> [Task brief]
What is needed is an exact copy of every entry, without the pictures.

---- Source information

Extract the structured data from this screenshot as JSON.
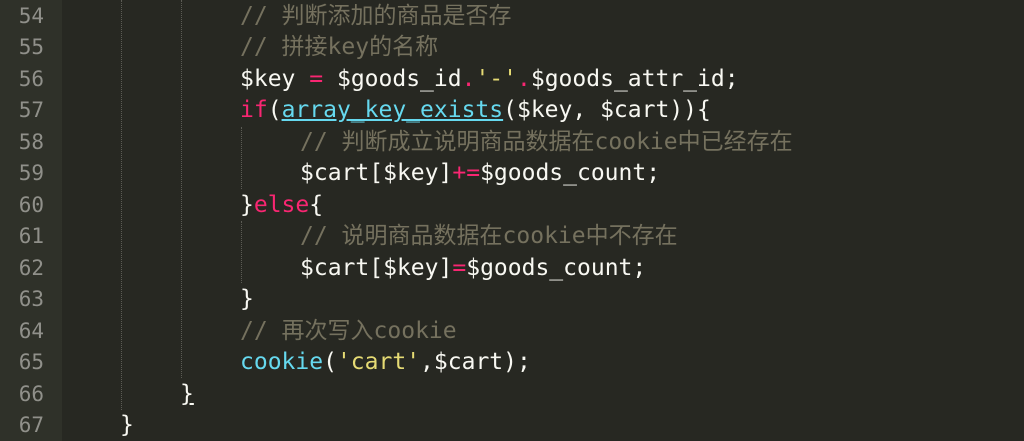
{
  "editor": {
    "theme_colors": {
      "background": "#272822",
      "comment": "#75715E",
      "keyword": "#F92672",
      "function": "#66D9EF",
      "string": "#E6DB74",
      "text": "#F8F8F2",
      "line_number": "#90908A"
    },
    "lines": [
      {
        "num": "54",
        "tokens": [
          {
            "t": "// 判断添加的商品是否存",
            "c": "cm"
          }
        ]
      },
      {
        "num": "55",
        "tokens": [
          {
            "t": "// 拼接key的名称",
            "c": "cm"
          }
        ]
      },
      {
        "num": "56",
        "tokens": [
          {
            "t": "$key",
            "c": "var"
          },
          {
            "t": " ",
            "c": "pun"
          },
          {
            "t": "=",
            "c": "op"
          },
          {
            "t": " ",
            "c": "pun"
          },
          {
            "t": "$goods_id",
            "c": "var"
          },
          {
            "t": ".",
            "c": "op"
          },
          {
            "t": "'-'",
            "c": "str"
          },
          {
            "t": ".",
            "c": "op"
          },
          {
            "t": "$goods_attr_id",
            "c": "var"
          },
          {
            "t": ";",
            "c": "pun"
          }
        ]
      },
      {
        "num": "57",
        "tokens": [
          {
            "t": "if",
            "c": "kw"
          },
          {
            "t": "(",
            "c": "pun"
          },
          {
            "t": "array_key_exists",
            "c": "fn-u"
          },
          {
            "t": "(",
            "c": "pun"
          },
          {
            "t": "$key",
            "c": "var"
          },
          {
            "t": ", ",
            "c": "pun"
          },
          {
            "t": "$cart",
            "c": "var"
          },
          {
            "t": ")){",
            "c": "pun"
          }
        ]
      },
      {
        "num": "58",
        "tokens": [
          {
            "t": "// 判断成立说明商品数据在cookie中已经存在",
            "c": "cm"
          }
        ]
      },
      {
        "num": "59",
        "tokens": [
          {
            "t": "$cart",
            "c": "var"
          },
          {
            "t": "[",
            "c": "pun"
          },
          {
            "t": "$key",
            "c": "var"
          },
          {
            "t": "]",
            "c": "pun"
          },
          {
            "t": "+=",
            "c": "op"
          },
          {
            "t": "$goods_count",
            "c": "var"
          },
          {
            "t": ";",
            "c": "pun"
          }
        ]
      },
      {
        "num": "60",
        "tokens": [
          {
            "t": "}",
            "c": "pun"
          },
          {
            "t": "else",
            "c": "kw"
          },
          {
            "t": "{",
            "c": "pun"
          }
        ]
      },
      {
        "num": "61",
        "tokens": [
          {
            "t": "// 说明商品数据在cookie中不存在",
            "c": "cm"
          }
        ]
      },
      {
        "num": "62",
        "tokens": [
          {
            "t": "$cart",
            "c": "var"
          },
          {
            "t": "[",
            "c": "pun"
          },
          {
            "t": "$key",
            "c": "var"
          },
          {
            "t": "]",
            "c": "pun"
          },
          {
            "t": "=",
            "c": "op"
          },
          {
            "t": "$goods_count",
            "c": "var"
          },
          {
            "t": ";",
            "c": "pun"
          }
        ]
      },
      {
        "num": "63",
        "tokens": [
          {
            "t": "}",
            "c": "pun"
          }
        ]
      },
      {
        "num": "64",
        "tokens": [
          {
            "t": "// 再次写入cookie",
            "c": "cm"
          }
        ]
      },
      {
        "num": "65",
        "tokens": [
          {
            "t": "cookie",
            "c": "fn"
          },
          {
            "t": "(",
            "c": "pun"
          },
          {
            "t": "'cart'",
            "c": "str"
          },
          {
            "t": ",",
            "c": "pun"
          },
          {
            "t": "$cart",
            "c": "var"
          },
          {
            "t": ");",
            "c": "pun"
          }
        ]
      },
      {
        "num": "66",
        "tokens": [
          {
            "t": "}",
            "c": "brace-u"
          }
        ]
      },
      {
        "num": "67",
        "tokens": [
          {
            "t": "}",
            "c": "pun"
          }
        ]
      }
    ]
  }
}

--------

> [Solution for this exercise]
Extract the structured data from this screenshot as JSON.
{
  "editor": {
    "theme_colors": {
      "background": "#272822",
      "comment": "#75715E",
      "keyword": "#F92672",
      "function": "#66D9EF",
      "string": "#E6DB74",
      "text": "#F8F8F2",
      "line_number": "#90908A"
    },
    "lines": [
      {
        "num": "54",
        "tokens": [
          {
            "t": "// 判断添加的商品是否存",
            "c": "cm"
          }
        ]
      },
      {
        "num": "55",
        "tokens": [
          {
            "t": "// 拼接key的名称",
            "c": "cm"
          }
        ]
      },
      {
        "num": "56",
        "tokens": [
          {
            "t": "$key",
            "c": "var"
          },
          {
            "t": " ",
            "c": "pun"
          },
          {
            "t": "=",
            "c": "op"
          },
          {
            "t": " ",
            "c": "pun"
          },
          {
            "t": "$goods_id",
            "c": "var"
          },
          {
            "t": ".",
            "c": "op"
          },
          {
            "t": "'-'",
            "c": "str"
          },
          {
            "t": ".",
            "c": "op"
          },
          {
            "t": "$goods_attr_id",
            "c": "var"
          },
          {
            "t": ";",
            "c": "pun"
          }
        ]
      },
      {
        "num": "57",
        "tokens": [
          {
            "t": "if",
            "c": "kw"
          },
          {
            "t": "(",
            "c": "pun"
          },
          {
            "t": "array_key_exists",
            "c": "fn-u"
          },
          {
            "t": "(",
            "c": "pun"
          },
          {
            "t": "$key",
            "c": "var"
          },
          {
            "t": ", ",
            "c": "pun"
          },
          {
            "t": "$cart",
            "c": "var"
          },
          {
            "t": ")){",
            "c": "pun"
          }
        ]
      },
      {
        "num": "58",
        "tokens": [
          {
            "t": "// 判断成立说明商品数据在cookie中已经存在",
            "c": "cm"
          }
        ]
      },
      {
        "num": "59",
        "tokens": [
          {
            "t": "$cart",
            "c": "var"
          },
          {
            "t": "[",
            "c": "pun"
          },
          {
            "t": "$key",
            "c": "var"
          },
          {
            "t": "]",
            "c": "pun"
          },
          {
            "t": "+=",
            "c": "op"
          },
          {
            "t": "$goods_count",
            "c": "var"
          },
          {
            "t": ";",
            "c": "pun"
          }
        ]
      },
      {
        "num": "60",
        "tokens": [
          {
            "t": "}",
            "c": "pun"
          },
          {
            "t": "else",
            "c": "kw"
          },
          {
            "t": "{",
            "c": "pun"
          }
        ]
      },
      {
        "num": "61",
        "tokens": [
          {
            "t": "// 说明商品数据在cookie中不存在",
            "c": "cm"
          }
        ]
      },
      {
        "num": "62",
        "tokens": [
          {
            "t": "$cart",
            "c": "var"
          },
          {
            "t": "[",
            "c": "pun"
          },
          {
            "t": "$key",
            "c": "var"
          },
          {
            "t": "]",
            "c": "pun"
          },
          {
            "t": "=",
            "c": "op"
          },
          {
            "t": "$goods_count",
            "c": "var"
          },
          {
            "t": ";",
            "c": "pun"
          }
        ]
      },
      {
        "num": "63",
        "tokens": [
          {
            "t": "}",
            "c": "pun"
          }
        ]
      },
      {
        "num": "64",
        "tokens": [
          {
            "t": "// 再次写入cookie",
            "c": "cm"
          }
        ]
      },
      {
        "num": "65",
        "tokens": [
          {
            "t": "cookie",
            "c": "fn"
          },
          {
            "t": "(",
            "c": "pun"
          },
          {
            "t": "'cart'",
            "c": "str"
          },
          {
            "t": ",",
            "c": "pun"
          },
          {
            "t": "$cart",
            "c": "var"
          },
          {
            "t": ");",
            "c": "pun"
          }
        ]
      },
      {
        "num": "66",
        "tokens": [
          {
            "t": "}",
            "c": "brace-u"
          }
        ]
      },
      {
        "num": "67",
        "tokens": [
          {
            "t": "}",
            "c": "pun"
          }
        ]
      }
    ]
  }
}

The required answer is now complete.